## Work item
For each line below that includes the string "label", show the whole line.

## Data to use
───

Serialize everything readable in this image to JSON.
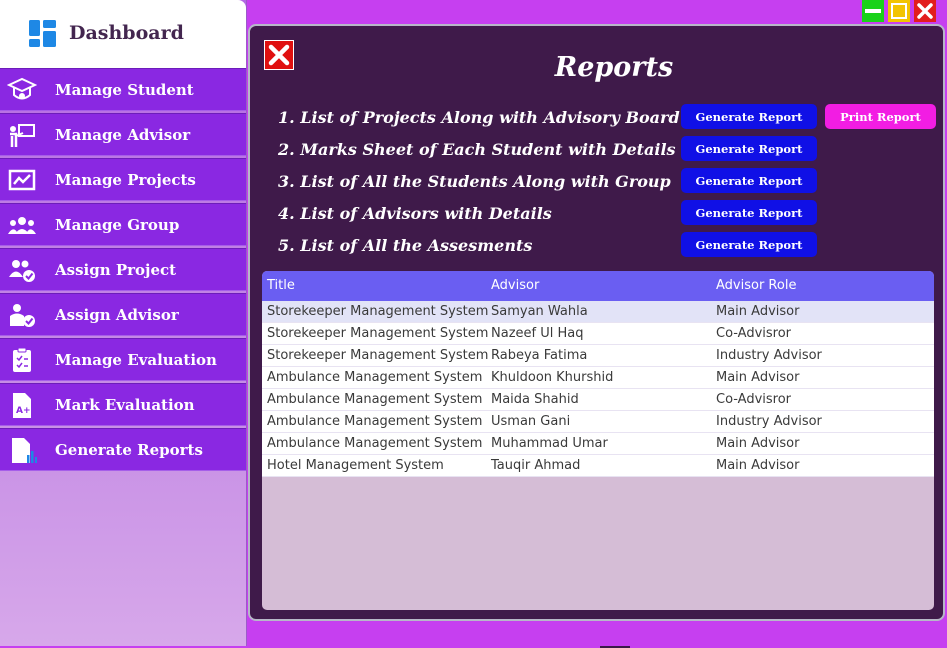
{
  "sidebar": {
    "title": "Dashboard",
    "items": [
      {
        "label": "Manage Student",
        "icon": "graduation-cap-icon"
      },
      {
        "label": "Manage Advisor",
        "icon": "presenter-icon"
      },
      {
        "label": "Manage Projects",
        "icon": "projects-chart-icon"
      },
      {
        "label": "Manage Group",
        "icon": "group-icon"
      },
      {
        "label": "Assign Project",
        "icon": "users-check-icon"
      },
      {
        "label": "Assign Advisor",
        "icon": "user-check-icon"
      },
      {
        "label": "Manage Evaluation",
        "icon": "clipboard-icon"
      },
      {
        "label": "Mark Evaluation",
        "icon": "grade-file-icon"
      },
      {
        "label": "Generate Reports",
        "icon": "report-file-icon"
      }
    ]
  },
  "panel": {
    "title": "Reports",
    "reports": [
      {
        "text": "1. List of Projects Along with Advisory Board",
        "button": "Generate Report"
      },
      {
        "text": "2. Marks Sheet of Each Student with Details",
        "button": "Generate Report"
      },
      {
        "text": "3. List of All the Students Along with Group",
        "button": "Generate Report"
      },
      {
        "text": "4. List of Advisors with Details",
        "button": "Generate Report"
      },
      {
        "text": "5. List of All the Assesments",
        "button": "Generate Report"
      }
    ],
    "print_button": "Print Report"
  },
  "table": {
    "columns": [
      "Title",
      "Advisor",
      "Advisor Role"
    ],
    "rows": [
      [
        "Storekeeper Management System",
        "Samyan Wahla",
        "Main Advisor"
      ],
      [
        "Storekeeper Management System",
        "Nazeef Ul Haq",
        "Co-Advisror"
      ],
      [
        "Storekeeper Management System",
        "Rabeya Fatima",
        "Industry Advisor"
      ],
      [
        "Ambulance Management System",
        "Khuldoon Khurshid",
        "Main Advisor"
      ],
      [
        "Ambulance Management System",
        "Maida Shahid",
        "Co-Advisror"
      ],
      [
        "Ambulance Management System",
        "Usman Gani",
        "Industry Advisor"
      ],
      [
        "Ambulance Management System",
        "Muhammad Umar",
        "Main Advisor"
      ],
      [
        "Hotel Management System",
        "Tauqir Ahmad",
        "Main Advisor"
      ]
    ]
  },
  "colors": {
    "background": "#c63ff0",
    "sidebar_item": "#8a28e2",
    "panel": "#3f1a4a",
    "generate_button": "#1010e6",
    "print_button": "#f21de3",
    "table_header": "#6a5ef2"
  }
}
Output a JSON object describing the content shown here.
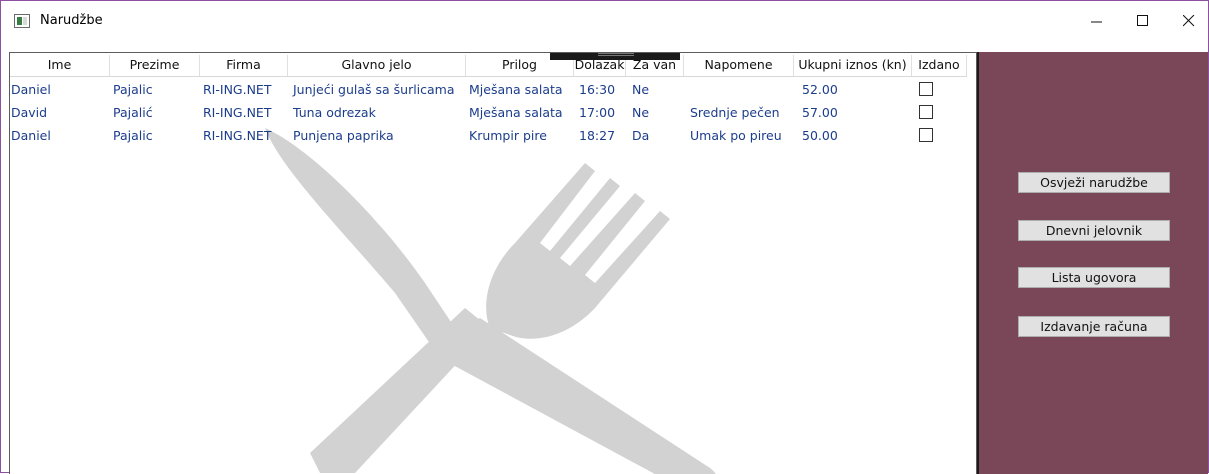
{
  "window": {
    "title": "Narudžbe"
  },
  "columns": [
    "Ime",
    "Prezime",
    "Firma",
    "Glavno jelo",
    "Prilog",
    "Dolazak",
    "Za van",
    "Napomene",
    "Ukupni iznos (kn)",
    "Izdano"
  ],
  "rows": [
    {
      "ime": "Daniel",
      "prezime": "Pajalic",
      "firma": "RI-ING.NET",
      "glavno_jelo": "Junjeći gulaš sa šurlicama",
      "prilog": "Mješana salata",
      "dolazak": "16:30",
      "za_van": "Ne",
      "napomene": "",
      "iznos": "52.00",
      "izdano": false
    },
    {
      "ime": "David",
      "prezime": "Pajalić",
      "firma": "RI-ING.NET",
      "glavno_jelo": "Tuna odrezak",
      "prilog": "Mješana salata",
      "dolazak": "17:00",
      "za_van": "Ne",
      "napomene": "Srednje pečen",
      "iznos": "57.00",
      "izdano": false
    },
    {
      "ime": "Daniel",
      "prezime": "Pajalic",
      "firma": "RI-ING.NET",
      "glavno_jelo": "Punjena paprika",
      "prilog": "Krumpir pire",
      "dolazak": "18:27",
      "za_van": "Da",
      "napomene": "Umak po pireu",
      "iznos": "50.00",
      "izdano": false
    }
  ],
  "side_buttons": {
    "refresh": "Osvježi narudžbe",
    "daily_menu": "Dnevni jelovnik",
    "contracts": "Lista ugovora",
    "invoice": "Izdavanje računa"
  },
  "colors": {
    "side_panel": "#7a4758",
    "cell_text": "#1c3d8c",
    "window_border": "#8d4fa0"
  },
  "icons": {
    "app": "app-window-icon",
    "watermark": "fork-and-knife-icon"
  }
}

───

## Exercise output
        "label": "Manage Student",
        "label": "Manage Advisor",
        "label": "Manage Projects",
        "label": "Manage Group",
        "label": "Assign Project",
        "label": "Assign Advisor",
        "label": "Manage Evaluation",
        "label": "Mark Evaluation",
        "label": "Generate Reports",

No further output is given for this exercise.